PROBLEM TO WORK ON:
The result should be every line of the listing that holds the word "JSON".

INFORMATION SUPPLIED:

--- START ---

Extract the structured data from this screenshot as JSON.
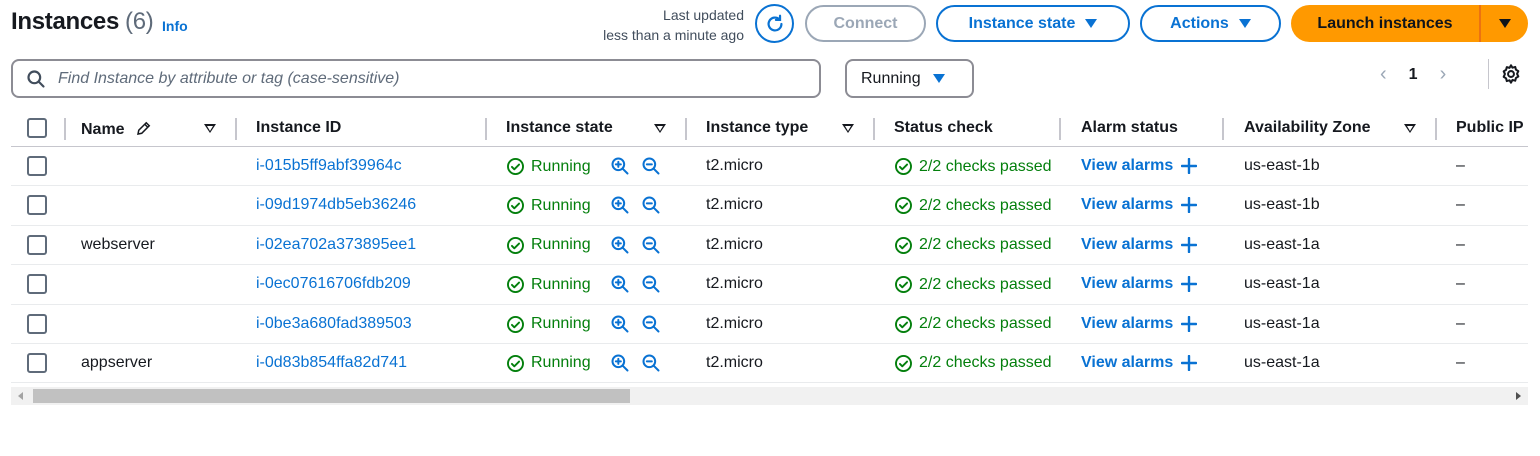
{
  "header": {
    "title": "Instances",
    "count": "(6)",
    "info_label": "Info",
    "last_updated_label": "Last updated",
    "last_updated_value": "less than a minute ago"
  },
  "toolbar": {
    "connect_label": "Connect",
    "instance_state_label": "Instance state",
    "actions_label": "Actions",
    "launch_label": "Launch instances"
  },
  "search": {
    "placeholder": "Find Instance by attribute or tag (case-sensitive)"
  },
  "filter": {
    "selected": "Running"
  },
  "pagination": {
    "current_page": "1"
  },
  "table": {
    "columns": [
      "Name",
      "Instance ID",
      "Instance state",
      "Instance type",
      "Status check",
      "Alarm status",
      "Availability Zone",
      "Public IP"
    ],
    "rows": [
      {
        "name": "",
        "id": "i-015b5ff9abf39964c",
        "state": "Running",
        "type": "t2.micro",
        "status": "2/2 checks passed",
        "alarm": "View alarms",
        "az": "us-east-1b",
        "ip": "–"
      },
      {
        "name": "",
        "id": "i-09d1974db5eb36246",
        "state": "Running",
        "type": "t2.micro",
        "status": "2/2 checks passed",
        "alarm": "View alarms",
        "az": "us-east-1b",
        "ip": "–"
      },
      {
        "name": "webserver",
        "id": "i-02ea702a373895ee1",
        "state": "Running",
        "type": "t2.micro",
        "status": "2/2 checks passed",
        "alarm": "View alarms",
        "az": "us-east-1a",
        "ip": "–"
      },
      {
        "name": "",
        "id": "i-0ec07616706fdb209",
        "state": "Running",
        "type": "t2.micro",
        "status": "2/2 checks passed",
        "alarm": "View alarms",
        "az": "us-east-1a",
        "ip": "–"
      },
      {
        "name": "",
        "id": "i-0be3a680fad389503",
        "state": "Running",
        "type": "t2.micro",
        "status": "2/2 checks passed",
        "alarm": "View alarms",
        "az": "us-east-1a",
        "ip": "–"
      },
      {
        "name": "appserver",
        "id": "i-0d83b854ffa82d741",
        "state": "Running",
        "type": "t2.micro",
        "status": "2/2 checks passed",
        "alarm": "View alarms",
        "az": "us-east-1a",
        "ip": "–"
      }
    ]
  },
  "colors": {
    "link": "#0972d3",
    "success": "#037f0c",
    "primary": "#ff9900"
  }
}
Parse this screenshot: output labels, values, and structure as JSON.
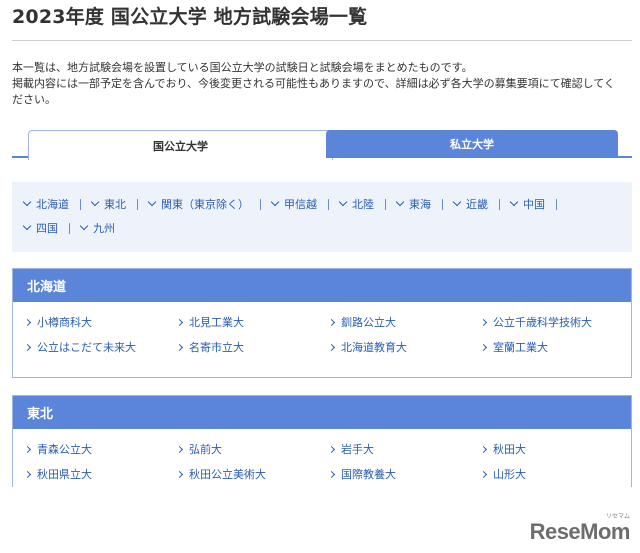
{
  "page_title": "2023年度 国公立大学 地方試験会場一覧",
  "intro": {
    "line1": "本一覧は、地方試験会場を設置している国公立大学の試験日と試験会場をまとめたものです。",
    "line2": "掲載内容には一部予定を含んでおり、今後変更される可能性もありますので、詳細は必ず各大学の募集要項にて確認してく",
    "line3": "ださい。"
  },
  "tabs": {
    "national": "国公立大学",
    "private": "私立大学"
  },
  "regions": [
    "北海道",
    "東北",
    "関東（東京除く）",
    "甲信越",
    "北陸",
    "東海",
    "近畿",
    "中国",
    "四国",
    "九州"
  ],
  "sections": {
    "hokkaido": {
      "title": "北海道",
      "universities": [
        "小樽商科大",
        "北見工業大",
        "釧路公立大",
        "公立千歳科学技術大",
        "公立はこだて未来大",
        "名寄市立大",
        "北海道教育大",
        "室蘭工業大"
      ]
    },
    "tohoku": {
      "title": "東北",
      "universities": [
        "青森公立大",
        "弘前大",
        "岩手大",
        "秋田大",
        "秋田県立大",
        "秋田公立美術大",
        "国際教養大",
        "山形大"
      ]
    }
  },
  "logo": {
    "text": "ReseMom",
    "sup": "リセマム"
  }
}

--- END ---

WRITTEN SOLUTION:
Extract the structured data from this screenshot as JSON.
Parse this screenshot: output labels, values, and structure as JSON.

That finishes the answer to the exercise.